  • http://timestamp.globalsign.com/scripts/timstamp.dll
  • http://timestamp.comodoca.com/authenticode

Full Microsoft Documentation

Downloads

For those who are not .NET developers, you will need a copy of the Windows SDK and .NET framework. A current link is available here: SDK & .NET (which installs makecert here: C:\Program Files\Microsoft SDKs\Windows\v7.1). Your mileage may vary.

share|improve this answer
6  
+1 for examples and for using timestamping. –  Bratch May 30 '09 at 20:23
    
Should CA.cer in the certutil command be MyCA.cer? –  Jon Drnek Jun 3 '09 at 16:19
    
Yep. Fixed. My original scripts have CA.cer, but I thought it'd be clearer to put "My" on stuff, so you could tell where it came from. –  Roger Lipscombe Jun 4 '09 at 5:27
    
@Adam: that would be better asked as its own question. –  Roger Lipscombe Mar 24 '11 at 7:30
3  
@cronoklee To populate the email field of the certificate, simply add E=your@email. Eg: makecert -pe -n "CN=My SPC,E=email@domain" ........ –  Rob W Feb 2 '13 at 11:41

Roger's answer was very helpful.

I had a little trouble using it, though, and kept getting the red "Windows can't verify the publisher of this driver software" error dialg. The key was to install the test root cert with

certutil -addstore Root Demo_CA.cer

which Roger's answer didn't quite cover.
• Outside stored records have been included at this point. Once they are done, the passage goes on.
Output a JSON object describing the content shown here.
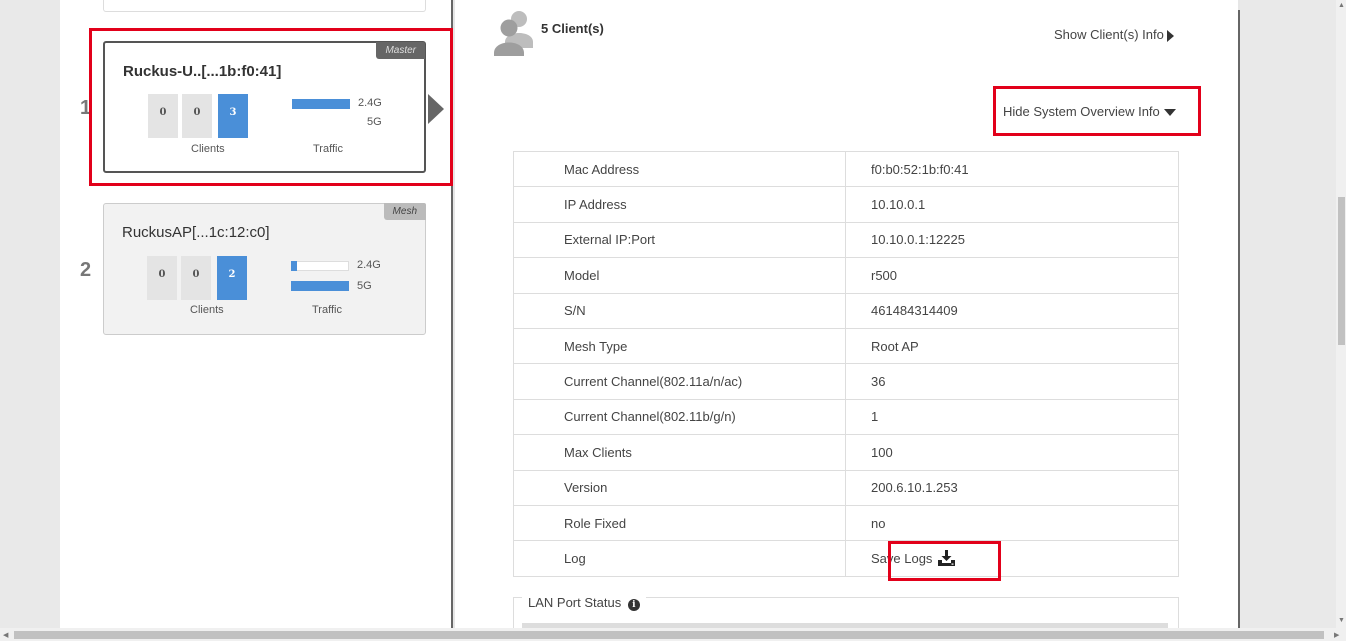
{
  "ap_list": [
    {
      "number": "1",
      "name": "Ruckus-U..[...1b:f0:41]",
      "badge": "Master",
      "client_counts": [
        "0",
        "0",
        "3"
      ],
      "clients_label": "Clients",
      "traffic_label": "Traffic",
      "band_24": "2.4G",
      "band_5": "5G",
      "traffic_24_level": 1.0,
      "traffic_5_level": 0.0
    },
    {
      "number": "2",
      "name": "RuckusAP[...1c:12:c0]",
      "badge": "Mesh",
      "client_counts": [
        "0",
        "0",
        "2"
      ],
      "clients_label": "Clients",
      "traffic_label": "Traffic",
      "band_24": "2.4G",
      "band_5": "5G",
      "traffic_24_level": 0.1,
      "traffic_5_level": 1.0
    }
  ],
  "clients": {
    "title": "5 Client(s)",
    "show_info_label": "Show Client(s) Info",
    "hide_overview_label": "Hide System Overview Info"
  },
  "overview": [
    {
      "key": "Mac Address",
      "value": "f0:b0:52:1b:f0:41"
    },
    {
      "key": "IP Address",
      "value": "10.10.0.1"
    },
    {
      "key": "External IP:Port",
      "value": "10.10.0.1:12225"
    },
    {
      "key": "Model",
      "value": "r500"
    },
    {
      "key": "S/N",
      "value": "461484314409"
    },
    {
      "key": "Mesh Type",
      "value": "Root AP"
    },
    {
      "key": "Current Channel(802.11a/n/ac)",
      "value": "36"
    },
    {
      "key": "Current Channel(802.11b/g/n)",
      "value": "1"
    },
    {
      "key": "Max Clients",
      "value": "100"
    },
    {
      "key": "Version",
      "value": "200.6.10.1.253"
    },
    {
      "key": "Role Fixed",
      "value": "no"
    }
  ],
  "log": {
    "key": "Log",
    "save_label": "Save Logs"
  },
  "lan_port": {
    "title": "LAN Port Status",
    "info_glyph": "i"
  },
  "colors": {
    "accent_blue": "#4a8fd8",
    "highlight_red": "#e2001a"
  },
  "icons": [
    "clients-icon",
    "play-arrow-icon",
    "caret-right-icon",
    "caret-down-icon",
    "download-icon",
    "info-icon"
  ]
}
Here is a batch file that worked for me (with my .inf file, not included). It shows how to do it all from start to finish, with no gui tools at all (except for a few password prompts).
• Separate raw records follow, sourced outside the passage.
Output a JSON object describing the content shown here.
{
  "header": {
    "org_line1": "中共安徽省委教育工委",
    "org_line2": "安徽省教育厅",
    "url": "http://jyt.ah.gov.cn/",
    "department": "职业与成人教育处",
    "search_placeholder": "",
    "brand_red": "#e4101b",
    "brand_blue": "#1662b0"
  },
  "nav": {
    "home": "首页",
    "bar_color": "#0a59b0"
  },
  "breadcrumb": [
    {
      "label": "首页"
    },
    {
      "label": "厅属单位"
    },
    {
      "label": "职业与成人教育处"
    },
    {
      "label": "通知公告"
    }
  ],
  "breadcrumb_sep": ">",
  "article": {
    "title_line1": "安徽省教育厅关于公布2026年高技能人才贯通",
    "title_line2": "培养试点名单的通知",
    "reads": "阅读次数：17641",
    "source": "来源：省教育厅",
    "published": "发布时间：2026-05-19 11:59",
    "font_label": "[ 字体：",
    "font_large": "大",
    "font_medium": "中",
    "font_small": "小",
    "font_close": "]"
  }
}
REM Demo of signing a printer driver with a self-signed test cert
REM Run as administrator (else devcon won't be able to try installing the driver)
REM Use a single 'x' as the password for all certs for simplicity

PATH %PATH%;"c:\Program Files\Microsoft SDKs\Windows\v7.1\Bin";"c:\Program Files\Microsoft SDKs\Windows\v7.0\Bin";c:\WinDDK\7600.16385.1\bin\selfsign;c:\WinDDK\7600.16385.1\Tools\devcon\amd64

makecert -r -pe -n "CN=Demo_CA" -ss CA -sr CurrentUser ^
   -a sha256 -cy authority -sky signature ^
   -sv Demo_CA.pvk Demo_CA.cer

makecert -pe -n "CN=Demo_SPC" -a sha256 -cy end ^
   -sky signature ^
   -ic Demo_CA.cer -iv Demo_CA.pvk ^
   -sv Demo_SPC.pvk Demo_SPC.cer

pvk2pfx -pvk Demo_SPC.pvk -spc Demo_SPC.cer ^
   -pfx Demo_SPC.pfx ^
   -po x

inf2cat /drv:driver /os:XP_X86,Vista_X64,Vista_X86,7_X64,7_X86 /v

signtool sign /d "description" /du "www.yoyodyne.com" ^
   /f Demo_SPC.pfx ^
   /p x ^
   /v driver\demoprinter.cat

certutil -addstore Root Demo_CA.cer

rem Needs administrator.  If this command works, the driver is properly signed.
devcon install driver\demoprinter.inf LPTENUM\Yoyodyne_IndustriesDemoPrinter_F84F 

rem Now uninstall the test driver and cert.
devcon remove driver\demoprinter.inf LPTENUM\Yoyodyne_IndustriesDemoPrinter_F84F 

certutil -delstore Root Demo_CA
share|improve this answer
    
If you want to use this for signing drivers, you need to import the CA certificate into the machine store. My example imports it into the user store, which is fine for most software, for test/internal purposes. –  Roger Lipscombe Oct 5 '13 at 8:25

Your Answer

 
discard

By posting your answer, you agree to the privacy policy and terms of service.

Not the answer you're looking for? Browse other questions tagged or ask your own question.